However, the cost for acquiring an existing patient is $0, which is not incidental in the context of telehealth implementation.
- Technological Factors
In the health care system, as in any other organization, it’s vitally important that all information technology systems interact with each other seamlessly. In another level of complexity, however, the health care system also contains multiple organizations (among them hospitals, physicians, and insurance companies) that are all involved in delivering care, and each of these has their own IT systems that store patient information separately. When they begin to interact to provide patient care, secure communication between them is crucial.
This secure interaction is absolutely imperative for the widespread adoption of telemedicine technology. Because there are no standards currently governing these interoperability standards, adoption of telehealth technologies have been hindered.
Secure, prompt, and accurate exchange of data is paramount to the success of telemedicine as a care delivery modality. In order to be effective, new information technology systems should be fully compatible with the IT systems and processes already in place. In the complex healthcare ecosystem in which multiple care providers and specialists are required to work together to treat patients, full compatibility of telehealth technologies with systems already in place becomes even more imperative.
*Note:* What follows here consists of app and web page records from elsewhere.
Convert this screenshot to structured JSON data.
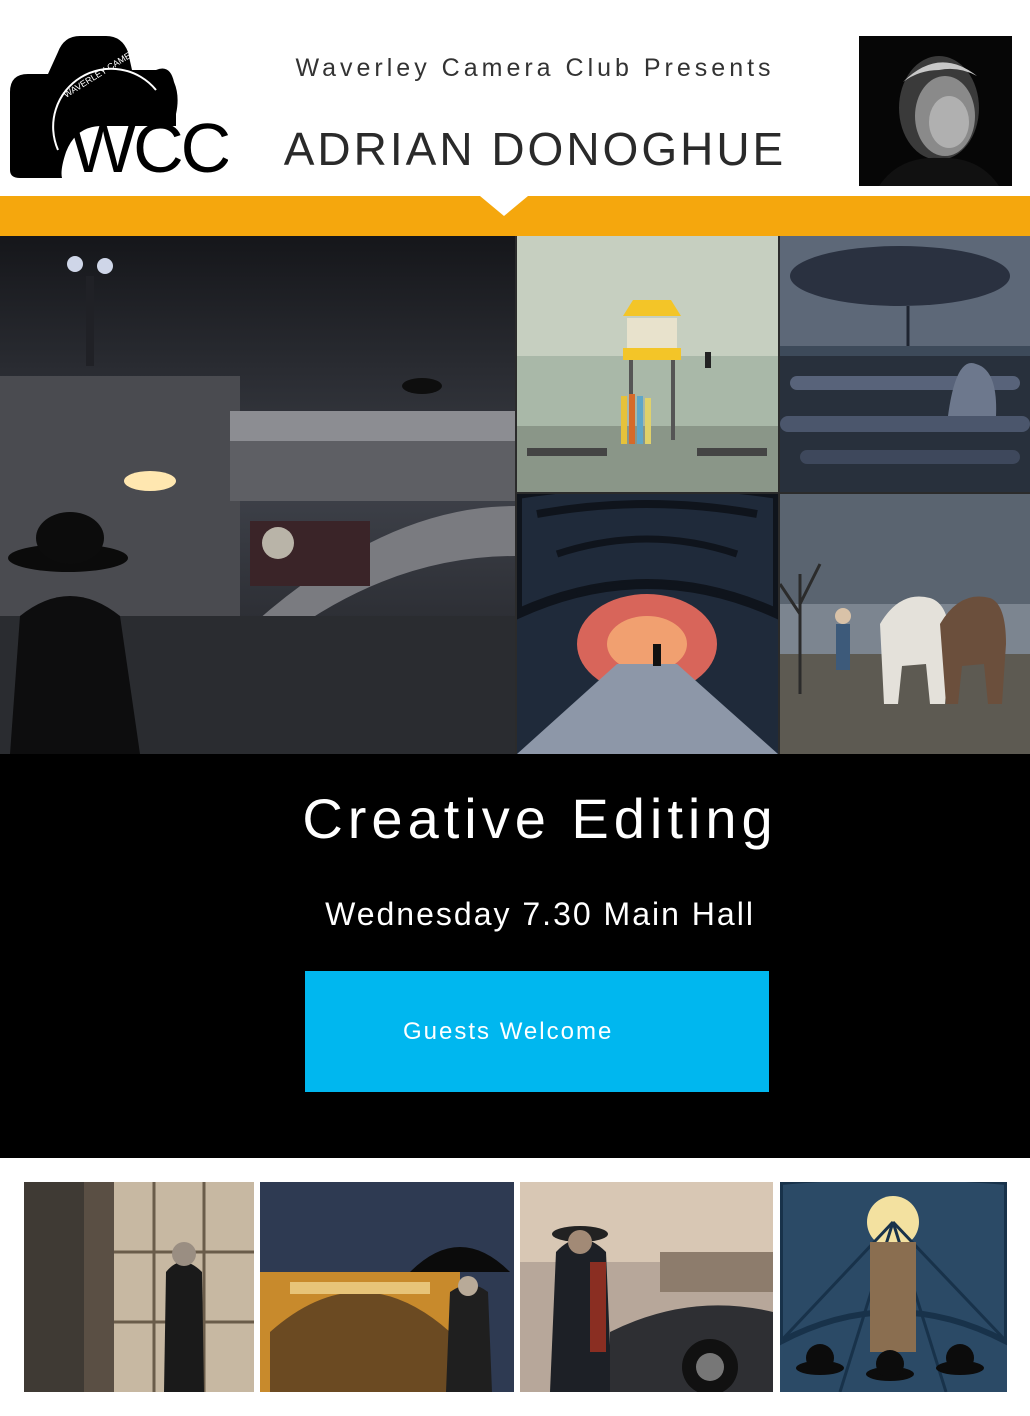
{
  "header": {
    "logo_text": "WCC",
    "logo_arc_text": "WAVERLEY CAMERA CLUB",
    "presents": "Waverley Camera Club Presents",
    "speaker_name": "ADRIAN DONOGHUE"
  },
  "event": {
    "title": "Creative Editing",
    "when": "Wednesday 7.30 Main Hall",
    "cta_label": "Guests Welcome"
  },
  "colors": {
    "accent_orange": "#f5a70d",
    "cta_blue": "#00b7ef",
    "band_black": "#000000"
  },
  "gallery": {
    "main_photos": [
      "rainy-bridge-photo",
      "lifeguard-tower-photo",
      "storm-pipes-photo",
      "walkway-tunnel-photo",
      "ploughing-horses-photo"
    ],
    "strip_photos": [
      "window-man-photo",
      "station-umbrella-photo",
      "vintage-car-photo",
      "dome-hats-photo"
    ]
  }
}
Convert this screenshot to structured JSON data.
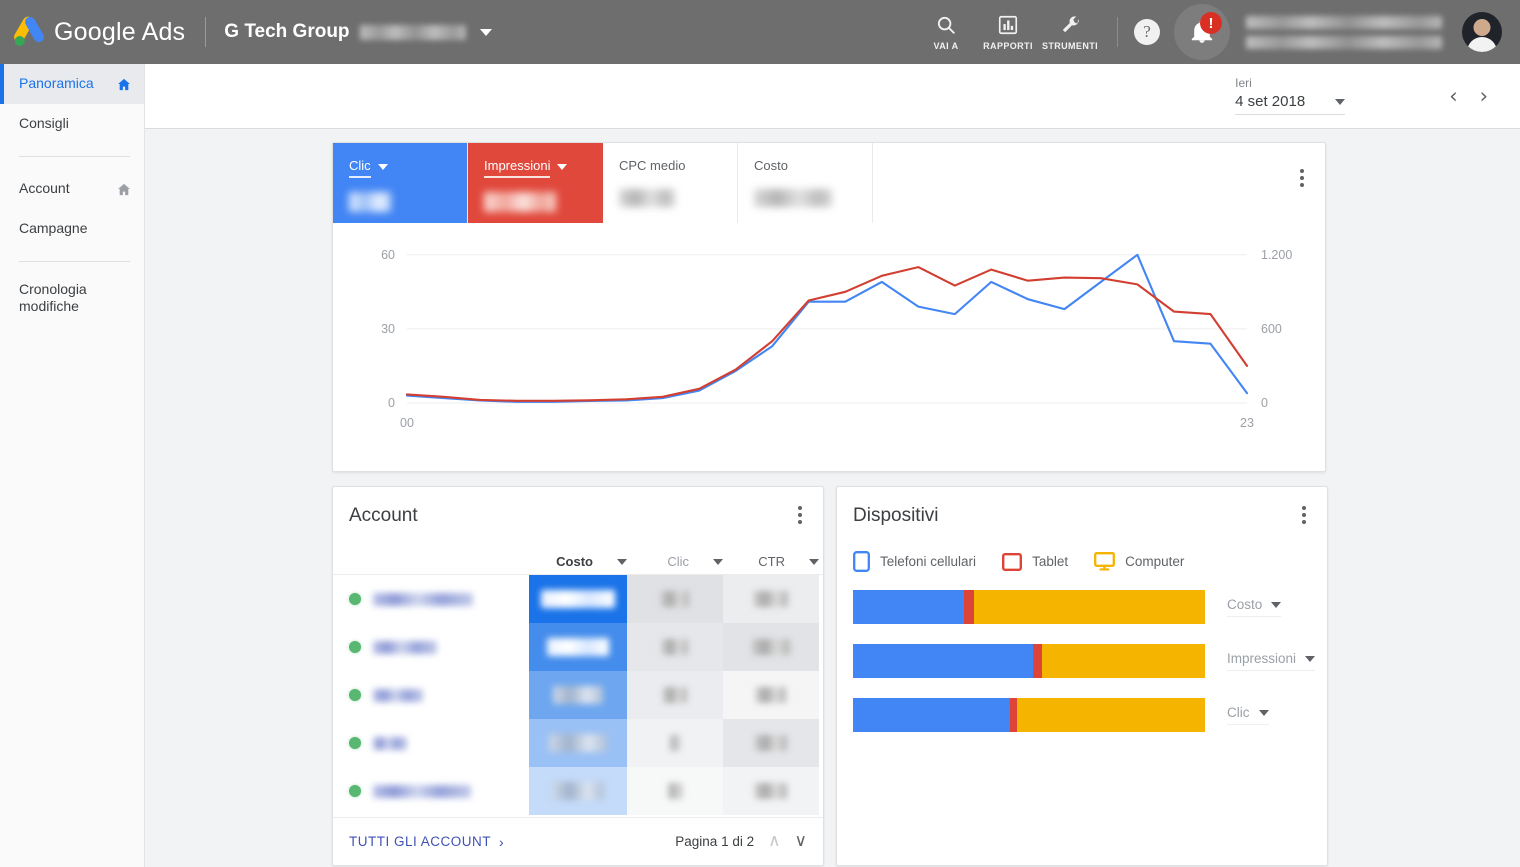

In rural areas across the United States, access to medical care is extremely limited. Chronically ill patients are likewise often best served by telehealth services. Telemedicine presents an excellent modality for physicians to provide care to these underserved communities affordably. However, the widespread adoption of telemedicine must first overcome challenges on many fronts.